Students deserve to be rewarded for their achievements, especially if they have worked hard to get them. They need to know that there are tangible benefits for doing the right thing, and a small slice of instant gratification is far more appealing than the rather nebulous promise of future workplace success.
Schools commonly try to recognize achievers through end of year prize-giving ceremonies, leadership positions (prefectures and school councils, for instance), and spotlighted awards during assemblies. But these are by no means the only ways that students can be acknowledged for their effort and successes. Here are five alternative strategies that may help students to understand that striving for personal excellence is a worthwhile goal.
CAP stands for ‘Cultural, Academic, and Physical’, the three different domains of achievement, and also for the physical prize awarded to successful students. To qualify, a student does not necessarily have to excel, but their effort does need to be exemplary across all three domains. Their reward is a custom-made fashion accessory that will not be given to all, and so will have great prestige. The idea of CAPs is to recognize that there are many ways of achieving great things at school, and that it is possible for any student to prosper in many different activities.
Cultural achievement refers to great results in music, drama, debating, art, or community projects; Academic, to good results in mainstream courses; and Physical, to representation on school teams or a commitment to sportsmanship in gym classes.
The practice of awarding caps for high level success is common in sport, from its original application in English soccer, to the still current honor given to Australian cricketers. Schools can afford to adopt the tradition too, as customizable caps can readily be acquired for less than $10. If this still sounds a lot, consider that fewer than fifty students may receive the award. Of course, if the programme achieves its intended aim of driving hundreds of students to succeed in areas where they have previously struggled, then that is still a small price to pay.
Hall of Fame
A corridor located in a prominent position – adjacent to the principal’s office or the school cafeteria, for example – can be designated as the students’ Hall of Fame. Many schools already do this, by proudly displaying photographs of their high achieving students. This is not necessarily the best policy, however, as students can be nervy about their appearance and about how other students might see them. This same reluctance to be in the spotlight can sometimes be seen during award presentations at assemblies, when students who should feel honoured slouch their way towards the stage instead.

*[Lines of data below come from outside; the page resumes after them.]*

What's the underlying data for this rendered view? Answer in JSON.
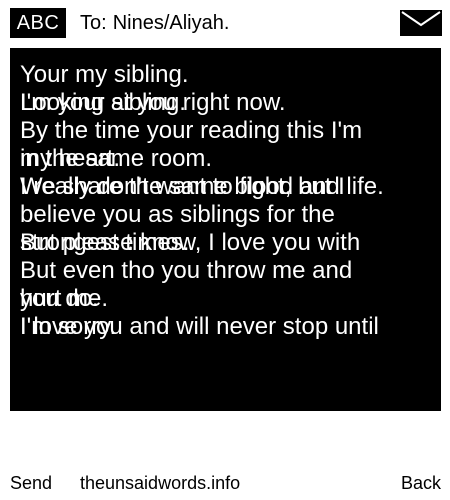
{
  "header": {
    "badge": "ABC",
    "to_label": "To:",
    "recipient": "Nines/Aliyah.",
    "icon": "envelope-icon"
  },
  "message": {
    "layer_a": [
      "Your my sibling.",
      "Looking at you right now.",
      "By the time your reading this I'm",
      "in the same room.",
      "I really don't want to fight, but I",
      "believe you as siblings for the",
      "strongest times.",
      "But even tho you throw me and",
      "you do.",
      "I'm sorry."
    ],
    "layer_b": [
      "I'm your sibling.",
      "",
      "my heart.",
      "We share the same blood and life.",
      "",
      "But please know, I love you with",
      "",
      "hurt me.",
      "I love you and will never stop until"
    ]
  },
  "footer": {
    "send": "Send",
    "site": "theunsaidwords.info",
    "back": "Back"
  },
  "colors": {
    "background": "#ffffff",
    "panel": "#000000",
    "text_on_panel": "#ffffff"
  }
}
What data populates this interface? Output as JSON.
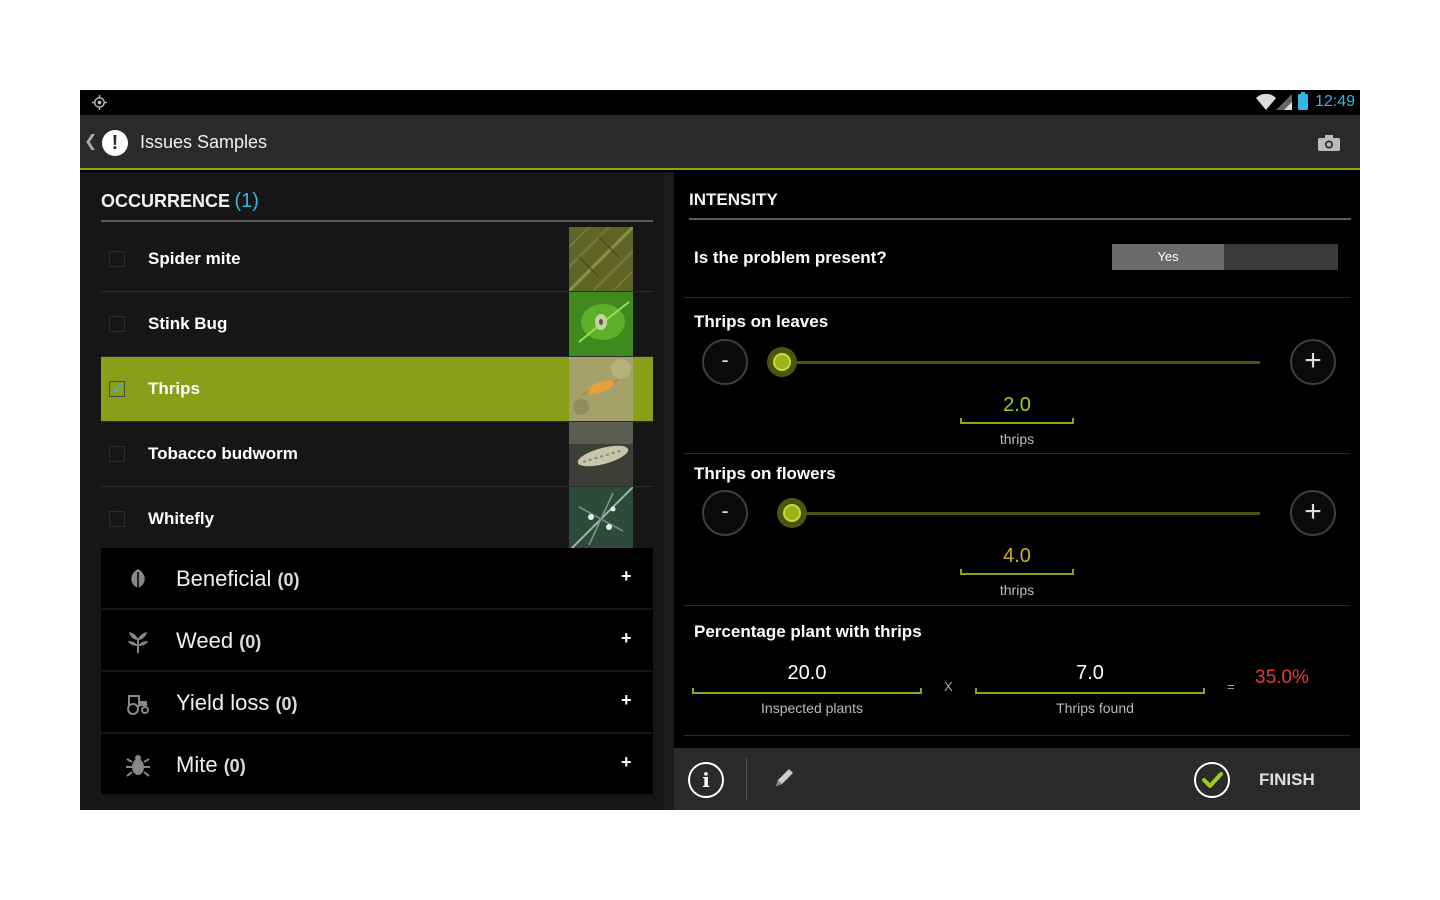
{
  "status_bar": {
    "time": "12:49"
  },
  "action_bar": {
    "title": "Issues Samples"
  },
  "occurrence": {
    "label": "OCCURRENCE",
    "count": "(1)",
    "items": [
      {
        "name": "Spider mite",
        "checked": false
      },
      {
        "name": "Stink Bug",
        "checked": false
      },
      {
        "name": "Thrips",
        "checked": true
      },
      {
        "name": "Tobacco budworm",
        "checked": false
      },
      {
        "name": "Whitefly",
        "checked": false
      }
    ]
  },
  "categories": [
    {
      "name": "Beneficial",
      "count": "(0)",
      "icon": "leaf-icon"
    },
    {
      "name": "Weed",
      "count": "(0)",
      "icon": "weed-icon"
    },
    {
      "name": "Yield loss",
      "count": "(0)",
      "icon": "tractor-icon"
    },
    {
      "name": "Mite",
      "count": "(0)",
      "icon": "bug-icon"
    }
  ],
  "category_plus": "+",
  "intensity": {
    "header": "INTENSITY",
    "present_question": "Is the problem present?",
    "present_value": "Yes",
    "leaves": {
      "label": "Thrips on leaves",
      "value": "2.0",
      "unit": "thrips",
      "value_color": "#9ccc1e",
      "minus": "-",
      "plus": "+"
    },
    "flowers": {
      "label": "Thrips on flowers",
      "value": "4.0",
      "unit": "thrips",
      "value_color": "#c8b220",
      "minus": "-",
      "plus": "+"
    },
    "percentage": {
      "label": "Percentage plant with thrips",
      "inspected_value": "20.0",
      "inspected_label": "Inspected plants",
      "times": "X",
      "found_value": "7.0",
      "found_label": "Thrips found",
      "equals": "=",
      "result": "35.0%",
      "result_color": "#e53935"
    }
  },
  "bottom_bar": {
    "finish": "FINISH"
  },
  "colors": {
    "accent": "#8fa31a",
    "highlight": "#33b5e5"
  }
}
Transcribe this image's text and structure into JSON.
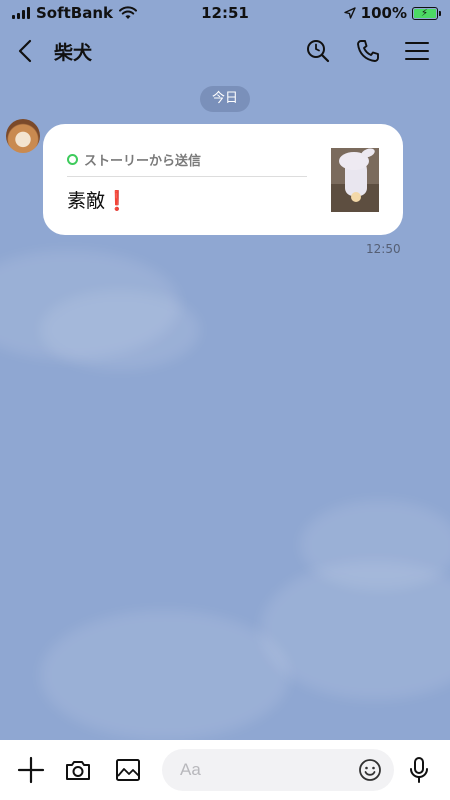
{
  "status_bar": {
    "carrier": "SoftBank",
    "time": "12:51",
    "battery": "100%"
  },
  "header": {
    "title": "柴犬",
    "icons": [
      "chevron-left-icon",
      "search-icon",
      "phone-icon",
      "menu-icon"
    ]
  },
  "chat": {
    "date_label": "今日",
    "messages": [
      {
        "story_label": "ストーリーから送信",
        "text": "素敵",
        "emoji": "❗",
        "time": "12:50"
      }
    ]
  },
  "input_bar": {
    "placeholder": "Aa",
    "icons": [
      "plus-icon",
      "camera-icon",
      "image-icon",
      "emoji-icon",
      "mic-icon"
    ]
  },
  "colors": {
    "background": "#8fa7d2",
    "story_ring": "#3ecb5c",
    "exclamation": "#d1232a"
  }
}
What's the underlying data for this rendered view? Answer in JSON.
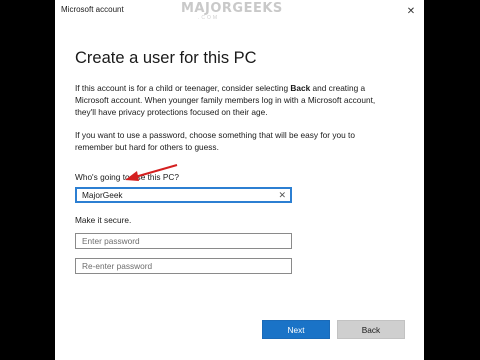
{
  "window": {
    "title": "Microsoft account",
    "watermark": "MAJORGEEKS",
    "watermark_sub": ".COM",
    "close_glyph": "✕"
  },
  "page": {
    "heading": "Create a user for this PC",
    "para1_pre": "If this account is for a child or teenager, consider selecting ",
    "para1_bold": "Back",
    "para1_post": " and creating a Microsoft account. When younger family members log in with a Microsoft account, they'll have privacy protections focused on their age.",
    "para2": "If you want to use a password, choose something that will be easy for you to remember but hard for others to guess.",
    "username_label": "Who's going to use this PC?",
    "username_value": "MajorGeek",
    "clear_glyph": "✕",
    "secure_label": "Make it secure.",
    "password_placeholder": "Enter password",
    "reenter_placeholder": "Re-enter password"
  },
  "buttons": {
    "next": "Next",
    "back": "Back"
  },
  "colors": {
    "accent": "#1a73c7",
    "annotation_arrow": "#d42020"
  }
}
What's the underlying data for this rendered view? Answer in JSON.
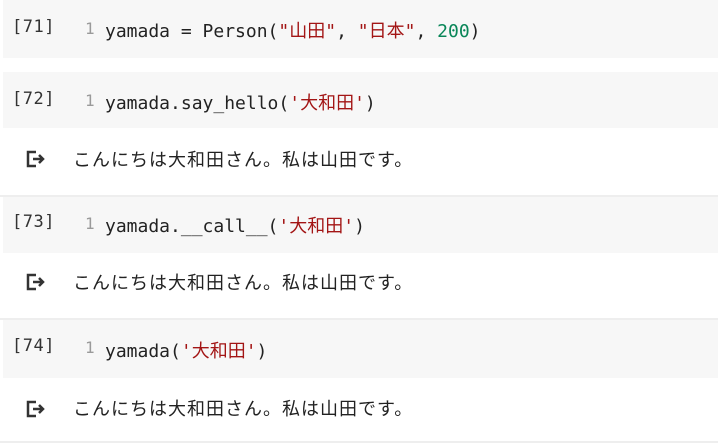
{
  "cells": [
    {
      "exec_count": "[71]",
      "line_number": "1",
      "code": {
        "prefix": "yamada = Person(",
        "str1": "\"山田\"",
        "sep1": ", ",
        "str2": "\"日本\"",
        "sep2": ", ",
        "num": "200",
        "suffix": ")"
      }
    },
    {
      "exec_count": "[72]",
      "line_number": "1",
      "code": {
        "prefix": "yamada.say_hello(",
        "str1": "'大和田'",
        "suffix": ")"
      },
      "output": "こんにちは大和田さん。私は山田です。"
    },
    {
      "exec_count": "[73]",
      "line_number": "1",
      "code": {
        "prefix": "yamada.__call__(",
        "str1": "'大和田'",
        "suffix": ")"
      },
      "output": "こんにちは大和田さん。私は山田です。"
    },
    {
      "exec_count": "[74]",
      "line_number": "1",
      "code": {
        "prefix": "yamada(",
        "str1": "'大和田'",
        "suffix": ")"
      },
      "output": "こんにちは大和田さん。私は山田です。"
    }
  ],
  "output_icon": "output-arrow-icon"
}
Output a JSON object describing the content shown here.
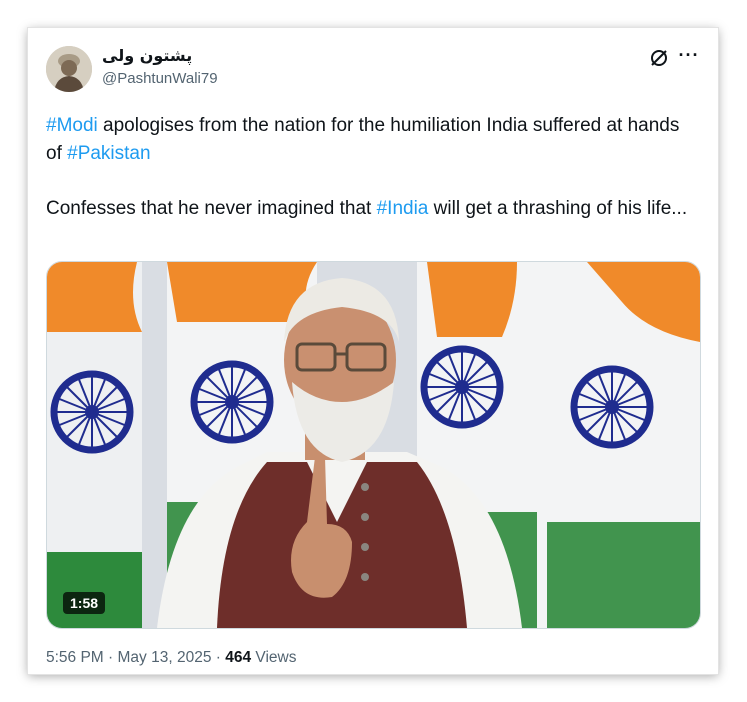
{
  "author": {
    "display_name": "پشتون ولی",
    "handle": "@PashtunWali79"
  },
  "icons": {
    "grok": "grok-icon",
    "more": "more-options-icon"
  },
  "post": {
    "p1_tag1": "#Modi",
    "p1_mid": " apologises from the nation for the humiliation India suffered at hands of ",
    "p1_tag2": "#Pakistan",
    "p2_pre": "Confesses that he never imagined that ",
    "p2_tag": "#India",
    "p2_post": " will get a thrashing of his life..."
  },
  "media": {
    "duration": "1:58"
  },
  "meta": {
    "time": "5:56 PM",
    "sep1": " · ",
    "date": "May 13, 2025",
    "sep2": " · ",
    "views_count": "464",
    "views_label": " Views"
  },
  "colors": {
    "link": "#1d9bf0",
    "secondary_text": "#536471",
    "primary_text": "#0f1419"
  }
}
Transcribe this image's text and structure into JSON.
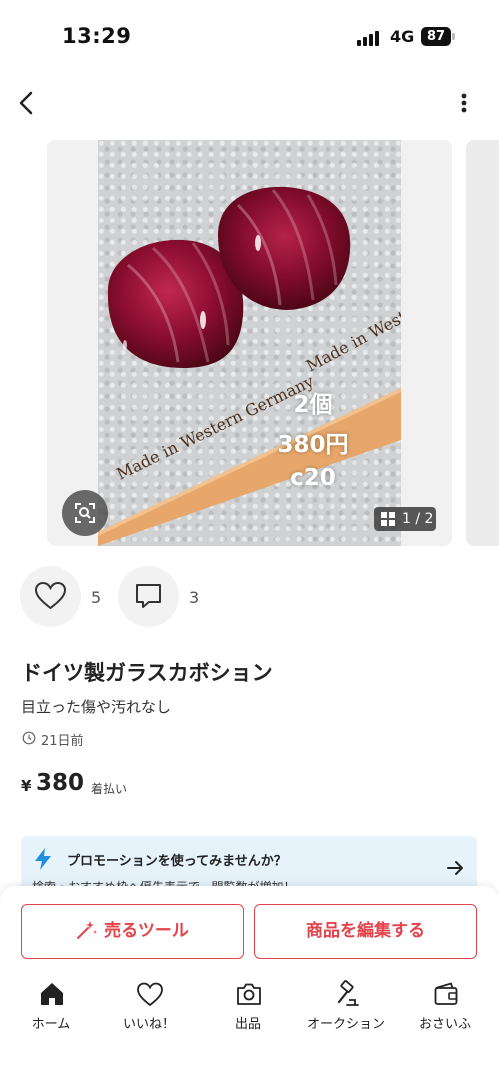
{
  "status_bar": {
    "time": "13:29",
    "network": "4G",
    "battery": "87"
  },
  "listing": {
    "title": "ドイツ製ガラスカボション",
    "description": "目立った傷や汚れなし",
    "posted": "21日前",
    "currency": "¥",
    "price": "380",
    "shipping": "着払い",
    "likes": "5",
    "comments": "3"
  },
  "photo": {
    "overlay": [
      "2個",
      "380円",
      "c20"
    ],
    "label_front": "Made in Western Germany",
    "label_back": "Made in Western Germ",
    "page_indicator": "1 / 2"
  },
  "promo": {
    "title": "プロモーションを使ってみませんか？",
    "desc": "検索・おすすめ枠へ優先表示で、閲覧数が増加！"
  },
  "actions": {
    "sell_tool": "売るツール",
    "edit_item": "商品を編集する"
  },
  "tabbar": [
    "ホーム",
    "いいね！",
    "出品",
    "オークション",
    "おさいふ"
  ],
  "colors": {
    "accent": "#e4434b",
    "promo_bg": "#e6f3fb",
    "promo_icon": "#1f8fe0"
  }
}
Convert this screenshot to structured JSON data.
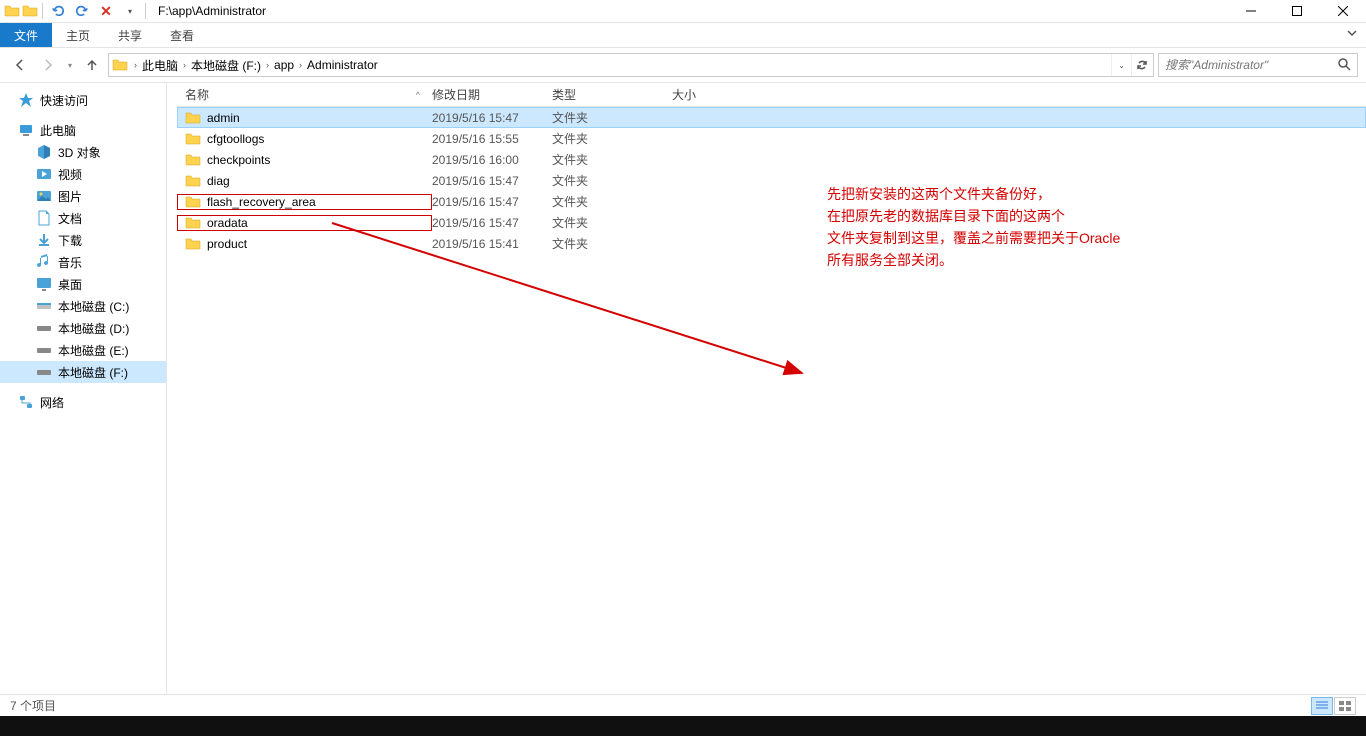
{
  "title_bar": {
    "path": "F:\\app\\Administrator"
  },
  "ribbon": {
    "tabs": {
      "file": "文件",
      "home": "主页",
      "share": "共享",
      "view": "查看"
    }
  },
  "breadcrumbs": {
    "pc": "此电脑",
    "drive": "本地磁盘 (F:)",
    "app": "app",
    "admin": "Administrator"
  },
  "search": {
    "placeholder": "搜索\"Administrator\""
  },
  "sidebar": {
    "quick_access": "快速访问",
    "this_pc": "此电脑",
    "children": {
      "objects3d": "3D 对象",
      "videos": "视频",
      "pictures": "图片",
      "documents": "文档",
      "downloads": "下载",
      "music": "音乐",
      "desktop": "桌面",
      "disk_c": "本地磁盘 (C:)",
      "disk_d": "本地磁盘 (D:)",
      "disk_e": "本地磁盘 (E:)",
      "disk_f": "本地磁盘 (F:)"
    },
    "network": "网络"
  },
  "columns": {
    "name": "名称",
    "date": "修改日期",
    "type": "类型",
    "size": "大小"
  },
  "type_folder": "文件夹",
  "files": [
    {
      "name": "admin",
      "date": "2019/5/16 15:47",
      "selected": true,
      "boxed": false
    },
    {
      "name": "cfgtoollogs",
      "date": "2019/5/16 15:55",
      "selected": false,
      "boxed": false
    },
    {
      "name": "checkpoints",
      "date": "2019/5/16 16:00",
      "selected": false,
      "boxed": false
    },
    {
      "name": "diag",
      "date": "2019/5/16 15:47",
      "selected": false,
      "boxed": false
    },
    {
      "name": "flash_recovery_area",
      "date": "2019/5/16 15:47",
      "selected": false,
      "boxed": true
    },
    {
      "name": "oradata",
      "date": "2019/5/16 15:47",
      "selected": false,
      "boxed": true
    },
    {
      "name": "product",
      "date": "2019/5/16 15:41",
      "selected": false,
      "boxed": false
    }
  ],
  "annotation": {
    "l1": "先把新安装的这两个文件夹备份好，",
    "l2": "在把原先老的数据库目录下面的这两个",
    "l3": "文件夹复制到这里，覆盖之前需要把关于Oracle",
    "l4": "所有服务全部关闭。"
  },
  "status": {
    "count": "7 个项目"
  }
}
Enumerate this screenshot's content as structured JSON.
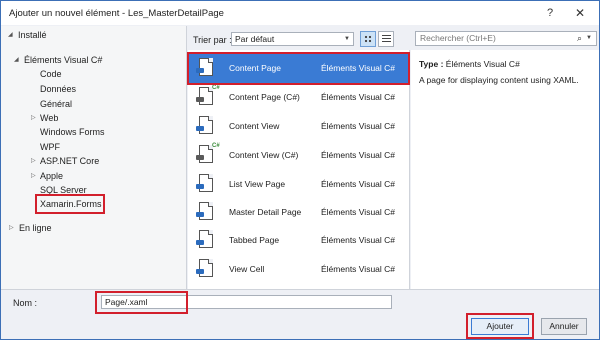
{
  "window": {
    "title": "Ajouter un nouvel élément - Les_MasterDetailPage",
    "help_label": "?",
    "close_label": "✕"
  },
  "tree": {
    "installed": "Installé",
    "visual_cs": "Éléments Visual C#",
    "items": [
      "Code",
      "Données",
      "Général",
      "Web",
      "Windows Forms",
      "WPF",
      "ASP.NET Core",
      "Apple",
      "SQL Server",
      "Xamarin.Forms"
    ],
    "online": "En ligne"
  },
  "toolbar": {
    "sort_label": "Trier par :",
    "sort_value": "Par défaut",
    "search_placeholder": "Rechercher (Ctrl+E)"
  },
  "templates": [
    {
      "name": "Content Page",
      "category": "Éléments Visual C#",
      "selected": true,
      "icon": "xaml-page-icon"
    },
    {
      "name": "Content Page (C#)",
      "category": "Éléments Visual C#",
      "selected": false,
      "icon": "cs-page-icon"
    },
    {
      "name": "Content View",
      "category": "Éléments Visual C#",
      "selected": false,
      "icon": "xaml-page-icon"
    },
    {
      "name": "Content View (C#)",
      "category": "Éléments Visual C#",
      "selected": false,
      "icon": "cs-page-icon"
    },
    {
      "name": "List View Page",
      "category": "Éléments Visual C#",
      "selected": false,
      "icon": "xaml-page-icon"
    },
    {
      "name": "Master Detail Page",
      "category": "Éléments Visual C#",
      "selected": false,
      "icon": "xaml-page-icon"
    },
    {
      "name": "Tabbed Page",
      "category": "Éléments Visual C#",
      "selected": false,
      "icon": "xaml-page-icon"
    },
    {
      "name": "View Cell",
      "category": "Éléments Visual C#",
      "selected": false,
      "icon": "xaml-page-icon"
    }
  ],
  "detail": {
    "type_label": "Type :",
    "type_value": "Éléments Visual C#",
    "description": "A page for displaying content using XAML."
  },
  "footer": {
    "name_label": "Nom :",
    "name_value": "Page/.xaml",
    "add_label": "Ajouter",
    "cancel_label": "Annuler"
  },
  "colors": {
    "selection": "#3a7bd4",
    "annotation": "#d21f2c"
  }
}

The Hall of Fame idea can be given a twist, however, by presenting offbeat representations of the praiseworthy students. Put their head on the body of a celebrity or cartoon character, or, if there is a talented artist at the school, create and post sketches of the students. If their photograph is being used, try to feature it as part of a faux magazine cover. Much of this depends on the culture at any particular school, but the focus should always be on presenting award winners in a way that seems fun and desirable.
Share the good news with the community by honouring students in the media. Many local newspapers or radio stations are happy to give a little time or space to content of this kind. If these positive reports are also written or presented by students, then there is more than one benefit as a result.
Special morning tea
Students love to eat! Every week, a special morning tea could be set out for students who have achieved in one or more of the CAP domains. Cakes and other tasty treats acknowledge great efforts in a way that is sure to be appreciated. As an extra benefit, the spread could be shared with a nominated teacher, which is a positive way of building relationships and rewarding proactive members of staff.
Choosing the work
The greatest reward any school or teacher can bestow on students is to give them a great and well-rounded education. If an entire group has been performing well, the students could be offered a field trip of their choice that was somehow tied in to their learning. As a less costly alternative, they could be shown how to devise their own projects. This may not seem like much of a reward, but it can give students a pleasing sense of their own independence and maturity. While this strategy is helping them to acquire life-long skills, many students will gladly accept the opportunity to have a break from regular teaching, and take control of their own learning instead.
By offering students a treat or accolade of some kind, schools can also gain. A small, simple gesture which says “thank you” or “well done” can help to nurture a sense of belonging within a school, while a more substantial prize can spur students towards greater achievement.